I quickly found that life as an entrepreneur suited me very well. It gave me the freedom to work around my illness and my natural creativity and passion for writing fueled my efforts. The more I learned about the entrepreneurial lifestyle the more I came to understand that it was common for individuals with mental illness – not only bipolar, but many other conditions – to end up working for themselves. There is a creative spark that often comes with mental illness (also well-documented), which lends itself to founding, building, and running a business – especially one that revolves around something like writing, which is inherently creative and involves a lot of imagination.
Working for myself is freeing in so many ways – I can indulge my passions while earning my paycheck; I can achieve wonderful things; I can help far more people by offering my writing gifts (my particular Zone of Genius) to other business women who aren’t as confident or skilled with a pen, or simply don’t have the time to write their own copy; I can work around my illness and balance my work and my health; and I can spread the word about mental health issues and raise awareness through my writing.
Truly it is a dream come true.
But there is a flipside… isn’t there always?

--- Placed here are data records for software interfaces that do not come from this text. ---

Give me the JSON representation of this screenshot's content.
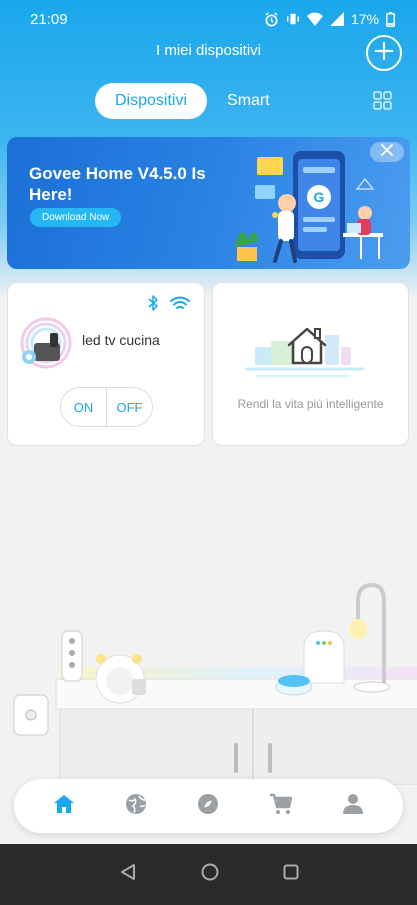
{
  "status": {
    "time": "21:09",
    "battery": "17%"
  },
  "header": {
    "title": "I miei dispositivi"
  },
  "tabs": [
    {
      "label": "Dispositivi",
      "active": true
    },
    {
      "label": "Smart",
      "active": false
    }
  ],
  "banner": {
    "title": "Govee Home V4.5.0 Is Here!",
    "button": "Download Now"
  },
  "device": {
    "name": "led tv cucina",
    "on_label": "ON",
    "off_label": "OFF",
    "connections": [
      "bluetooth-icon",
      "wifi-icon"
    ]
  },
  "add_card": {
    "text": "Rendi la vita più intelligente"
  },
  "bottom_nav": [
    "home-icon",
    "globe-icon",
    "compass-icon",
    "cart-icon",
    "profile-icon"
  ],
  "colors": {
    "accent": "#1aa7ec",
    "banner": "#2a82e4",
    "background": "#f2f2f2"
  }
}
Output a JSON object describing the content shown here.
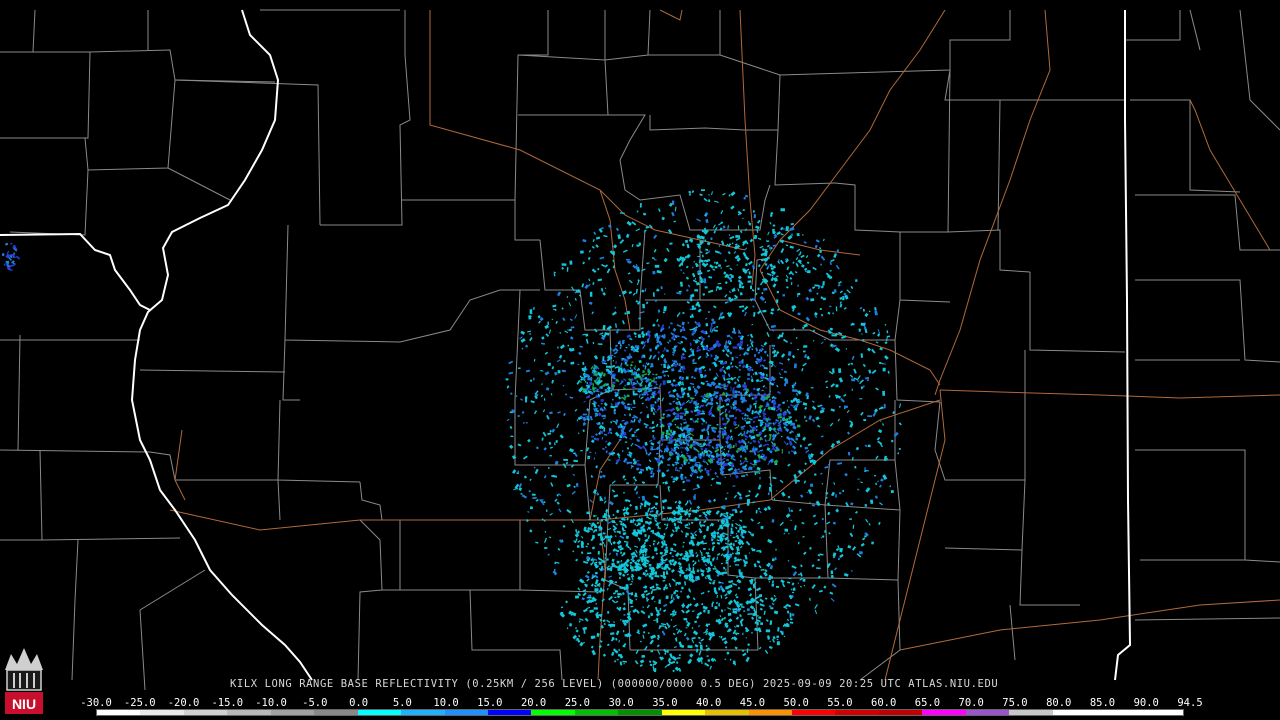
{
  "product": {
    "title": "KILX LONG RANGE BASE REFLECTIVITY (0.25KM / 256 LEVEL) (000000/0000 0.5 DEG) 2025-09-09 20:25 UTC  ATLAS.NIU.EDU"
  },
  "logo": {
    "text": "NIU",
    "color": "#c8102e"
  },
  "legend": {
    "labels": [
      "-30.0",
      "-25.0",
      "-20.0",
      "-15.0",
      "-10.0",
      "-5.0",
      "0.0",
      "5.0",
      "10.0",
      "15.0",
      "20.0",
      "25.0",
      "30.0",
      "35.0",
      "40.0",
      "45.0",
      "50.0",
      "55.0",
      "60.0",
      "65.0",
      "70.0",
      "75.0",
      "80.0",
      "85.0",
      "90.0",
      "94.5"
    ],
    "colors": [
      "#ffffff",
      "#e8e8e8",
      "#d0d0d0",
      "#b8b8b8",
      "#a0a0a0",
      "#888888",
      "#00ffff",
      "#1fb0ff",
      "#1e90ff",
      "#0000ff",
      "#00ff00",
      "#00c000",
      "#009000",
      "#ffff00",
      "#e6c000",
      "#ff9000",
      "#ff0000",
      "#d00000",
      "#c00000",
      "#ff00ff",
      "#9955c9",
      "#c8c8c8",
      "#ffffff",
      "#ffffff",
      "#ffffff"
    ]
  },
  "map_colors": {
    "county_lines": "#8a8a8a",
    "state_lines": "#ffffff",
    "roads": "#b06a3c",
    "echo_light": "#13c6d9",
    "echo_mid": "#1e7fe0",
    "echo_strong": "#2a3fd6",
    "echo_green": "#1ba84c"
  }
}
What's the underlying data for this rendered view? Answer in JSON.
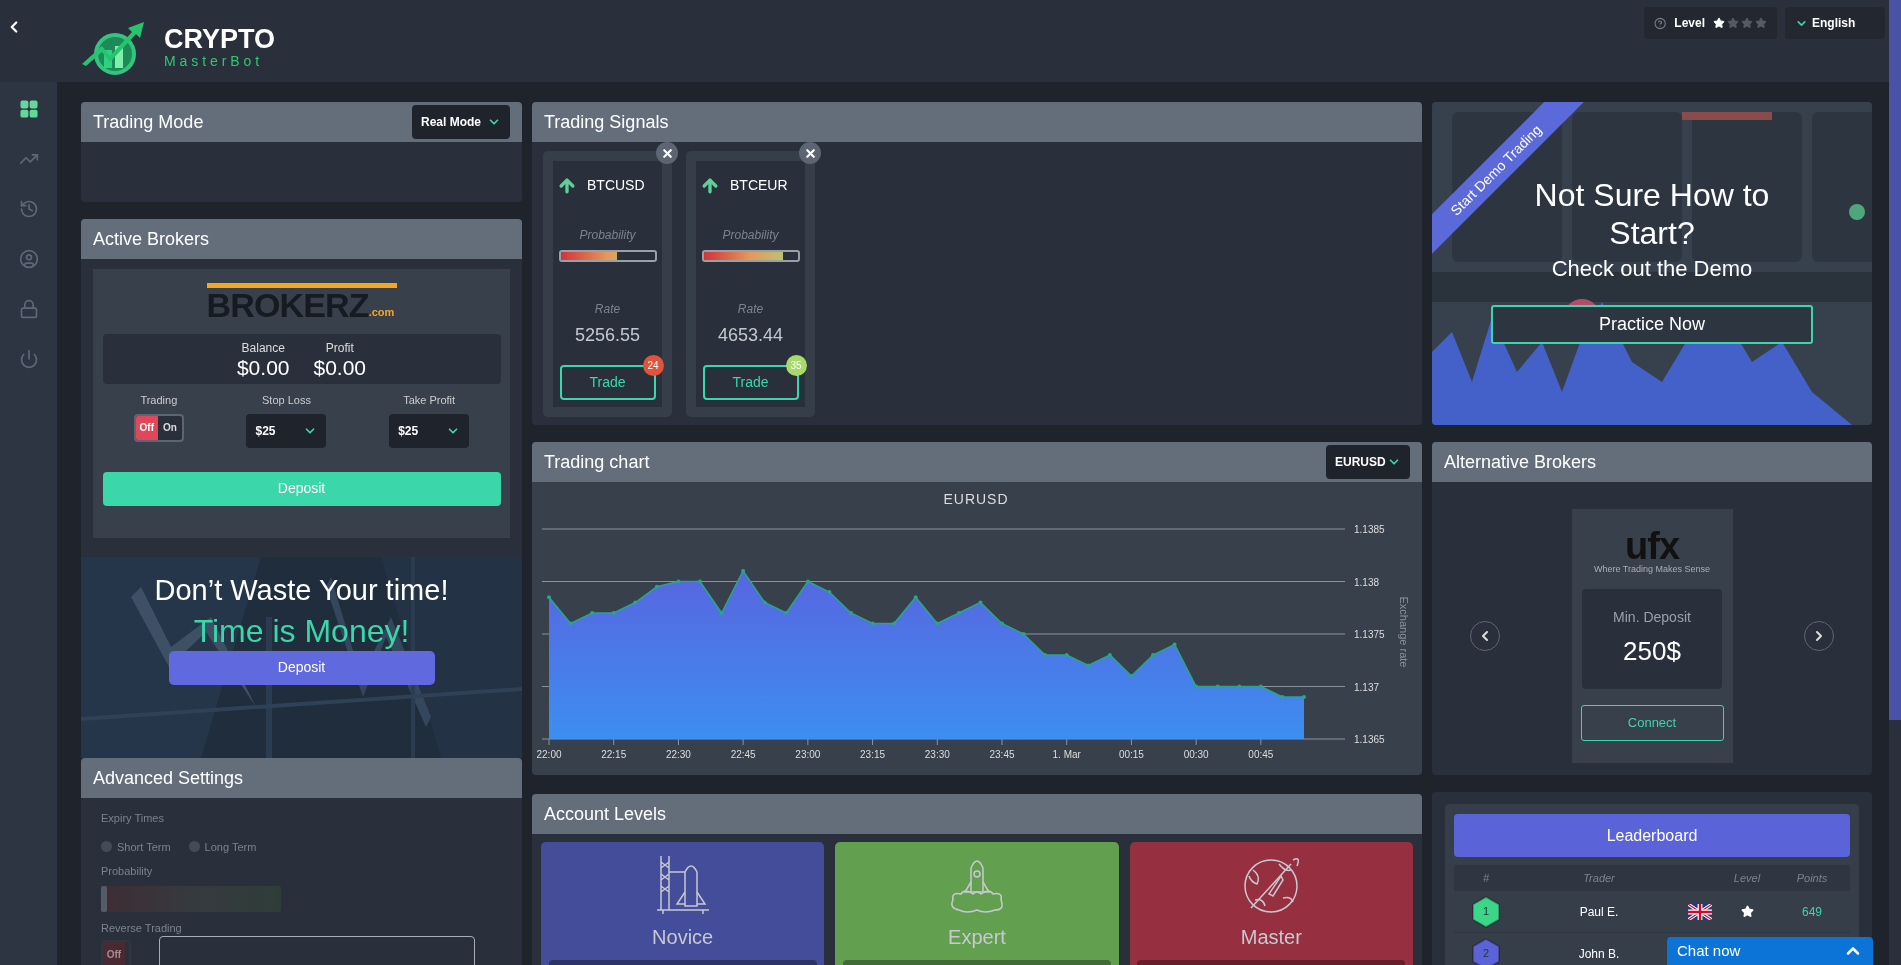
{
  "sidebar": {
    "items": [
      {
        "kind": "grid",
        "selected": true
      },
      {
        "kind": "chart",
        "selected": false
      },
      {
        "kind": "history",
        "selected": false
      },
      {
        "kind": "user",
        "selected": false
      },
      {
        "kind": "lock",
        "selected": false
      },
      {
        "kind": "power",
        "selected": false
      }
    ]
  },
  "logo": {
    "title": "CRYPTO",
    "subtitle": "MasterBot"
  },
  "top_bar": {
    "level": {
      "label": "Level",
      "stars": 1
    },
    "language": "English"
  },
  "trading_mode": {
    "title": "Trading Mode",
    "mode": "Real Mode"
  },
  "active_brokers": {
    "title": "Active Brokers",
    "broker_logo": {
      "name": "BROKERZ",
      "suffix": ".com"
    },
    "balance": {
      "label": "Balance",
      "value": "$0.00"
    },
    "profit": {
      "label": "Profit",
      "value": "$0.00"
    },
    "trading": {
      "label": "Trading",
      "off": "Off",
      "on_label": "On",
      "on": false
    },
    "stop_loss": {
      "label": "Stop Loss",
      "value": "$25"
    },
    "take_profit": {
      "label": "Take Profit",
      "value": "$25"
    },
    "button": "Deposit"
  },
  "promo": {
    "headline": "Don’t Waste Your time!",
    "tagline": "Time is Money!",
    "button": "Deposit"
  },
  "advanced_settings": {
    "title": "Advanced Settings",
    "disabled": true,
    "expiry_label": "Expiry Times",
    "expiry_options": [
      {
        "label": "Short Term",
        "selected": false
      },
      {
        "label": "Long Term",
        "selected": false
      }
    ],
    "probability_label": "Probability",
    "probability": {
      "level": 0
    },
    "reverse_label": "Reverse Trading",
    "reverse": {
      "off": "Off",
      "on": false
    }
  },
  "trading_signals": {
    "title": "Trading Signals",
    "cards": [
      {
        "pair": "BTCUSD",
        "probability_label": "Probability",
        "level": 0.6,
        "rate_label": "Rate",
        "rate": "5256.55",
        "button": "Trade",
        "badge": "24",
        "color": "#e0533d"
      },
      {
        "pair": "BTCEUR",
        "probability_label": "Probability",
        "level": 0.85,
        "rate_label": "Rate",
        "rate": "4653.44",
        "button": "Trade",
        "badge": "35",
        "color": "#a8d96b"
      }
    ]
  },
  "trading_chart": {
    "title": "Trading chart",
    "symbol": "EURUSD",
    "chart_data": {
      "type": "area",
      "title": "EURUSD",
      "ylabel": "Exchange rate",
      "categories": [
        "22:00",
        null,
        null,
        "22:15",
        null,
        null,
        "22:30",
        null,
        null,
        "22:45",
        null,
        null,
        "23:00",
        null,
        null,
        "23:15",
        null,
        null,
        "23:30",
        null,
        null,
        "23:45",
        null,
        null,
        "1. Mar",
        null,
        null,
        "00:15",
        null,
        null,
        "00:30",
        null,
        null,
        "00:45",
        null,
        null
      ],
      "series": [
        {
          "color": "#5865e0",
          "values": [
            1.13785,
            1.1376,
            1.1377,
            1.1377,
            1.1378,
            1.13795,
            1.138,
            1.138,
            1.1377,
            1.1381,
            1.1378,
            1.1377,
            1.138,
            1.1379,
            1.1377,
            1.1376,
            1.1376,
            1.13785,
            1.1376,
            1.1377,
            1.1378,
            1.1376,
            1.1375,
            1.1373,
            1.1373,
            1.1372,
            1.1373,
            1.1371,
            1.1373,
            1.1374,
            1.137,
            1.137,
            1.137,
            1.137,
            1.1369,
            1.1369
          ]
        }
      ],
      "grid": true,
      "ylim": [
        1.1365,
        1.1385
      ],
      "yticks": [
        1.1365,
        1.137,
        1.1375,
        1.138,
        1.1385
      ]
    }
  },
  "demo": {
    "ribbon": "Start Demo Trading",
    "headline": "Not Sure How to Start?",
    "subline": "Check out the Demo",
    "button": "Practice Now"
  },
  "alternative_brokers": {
    "title": "Alternative Brokers",
    "broker": {
      "logo": "ufx",
      "logo_tagline": "Where Trading Makes Sense",
      "min_deposit_label": "Min. Deposit",
      "min_deposit": "250$",
      "button": "Connect"
    }
  },
  "account_levels": {
    "title": "Account Levels",
    "levels": [
      {
        "name": "Novice",
        "kind": "launchpad",
        "color": "#434d9a"
      },
      {
        "name": "Expert",
        "kind": "launch",
        "color": "#62a050"
      },
      {
        "name": "Master",
        "kind": "planet",
        "color": "#963040"
      }
    ]
  },
  "leaderboard": {
    "button": "Leaderboard",
    "columns": [
      "#",
      "Trader",
      "Level",
      "Points"
    ],
    "rows": [
      {
        "rank": "1",
        "color": "#3bd68a",
        "trader": "Paul E.",
        "points": "649"
      },
      {
        "rank": "2",
        "color": "#5b63d8",
        "trader": "John B."
      }
    ]
  },
  "chat": {
    "label": "Chat now"
  }
}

The stresses and strains that come with running a business are numerous and unending. From worries over income and cash-flow, trouble managing accounts, and the myriad of administrative tasks that have to be completed, life as an entrepreneur can be incredibly stressful.
And stress is not good for mental health, regardless of what illness you have, or whether you have an illness at all – even those who are perfectly healthy can crack under the pressures of running a business.
Knowing this, I consulted mental health coach, writer, speaker, and advocate Sharon Chisholm on the best ways to care for your mental health as a female entrepreneur. Here’s what she had to say…
Top Mental Wellness Tips For The Female Entrepreneur
- Love yourself – Treat yourself like you would a dear friend. Listen to your own needs, rest when you need to and plan days off and holidays.
- Don’t listen to the mind monsters – Tell those little voices in your head to go away when they start telling you that you can’t do something. They are just trying to keep you within your comfort zone.
- Trust your gut instinct – Listen to your inner wisdom as it usually knows best. This “knowing” comes from your past experiences.
- Sleep is sacred – Getting enough sleep is vital to the management of your mental health. Set yourself a sleep routine and stick to it wherever possible.
- Eat for life – It’s easy to fill up on junk food and snacks when you’re busy, but that won’t give you the energy to be consistent in your work and could mean that you are more susceptible to sickness, meaning time away from your business.
- Limit the sugar – Our minds and bodies don’t like the roller-coaster of sugar highs and lows. Sugar is a well-known trigger for emotional upheaval and afternoon energy drops.
Sharon Chisholm is an award-winning coach, mental health advocate, writer and speaker living on the east coast of Australia.She works with female entrepreneurs based all over the world, helping them with a variety of challenges from low confidence and self-esteem, through to mind health issues such as anxiety and depression. Sharon writes for a number of publications and regularly speaks about her own lived experience with mental illness, as well as hosting her own podcast called the “Mental as Anything Podcast”. She also facilitates workshops on mental health in the workplace and advises government bodies on how they can better support the small business owner living with mind health issues.